High stress level endemic to such an operating environment is the biggest challenge. The recent proactive measures like improving individual awareness about their parameters viz, weight, BP, heart rate and skin conductance on a monthly basis, along with remedial suggestions have gone a long way in containing the onset and improving it subsequently. Family Group competitions have been promoted factoring in remedial measures to promote healthy living. Besides, routine preventive and prophylactic measures as well as indoctrination of air warriors have been under taken. Consequently, the sickness pattern has remained confined to mere sport related injuries.
Awareness of Social obligations towards the society in which we live is inborn characteristic of Indians. The contingent too has been undertaking various measures. A school for Congolese children from nearby villages, whose parents cannot afford to send them to school, is being run. The services of locals are being utilised as teachers for the school. The children are being provided absolutely free education, uniforms, books, etc and midday meals. 16 Jun, the African Children's Day is celebrated by the contingent every year, wherein parents of these children and village heads, civil, police and military heads are invited to witness games and sports, followed by lunch. The contingent celebrates Congolese National day in a befitting manner on 30 Jun every year.
Inspections and Operational readiness

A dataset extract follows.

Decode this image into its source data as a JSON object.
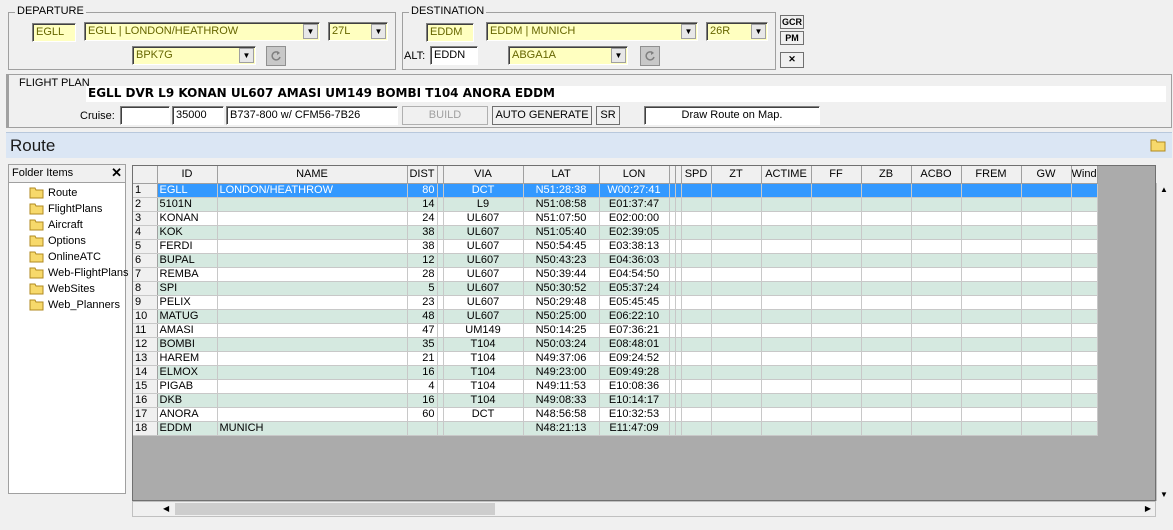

The success of a contingent can also be judged by the UN and inspection profile of the contingent's own equipment inspection (COE) and operational readiness inspection (ORI). These inspections are basically meant to conduct the stringent verification diligently for authorised reimbursement to the state Time and again, IAC-II has familiarised itself well to the working methods of UNO, COE standards and kept its operational readiness to the highest standards. The past COE and ORI inspection reports are evident and indicative of sustained efforts and high morale of the successive rotations. It has been due to the exceptional standards shown during the inspection of Indian Aviation Contingent-II during its induction phase and thereafter that it was decided by UNDPKO to do away with the pre-deployment inspection of the Indian Aviation Contingents.
Reflections of An Indian peacekeeper
The IAC-II has sublimely merged itself with the peacekeeping activities of the United Nations at DRC. It just occurred to us collectively, why an Indian peacekeeper is special or different. This had been because of often received compliments from an outsider that he could see commitment towards the peace written all over the faces of the air warriors of the IAC peacekeepers.
Well, if one dwells a bit deeper into the Indian psyche, one would find that adhering to the principles of peace and humanity as basic values has always been a second nature. This itself, gives him greater conviction and even more firm resolve to carry out the peacekeeping mission with continued fervour. The Indian Peacekeepers see a ray of hope that this state of transition and turmoil will surely pass and the Congolese, too, would embark on a path of eternal prosperity and peace.
This hope gives the Indian Air Warrior a sense of commitment and realisation that they eventually would be part of the history in which they achieved their own ideals.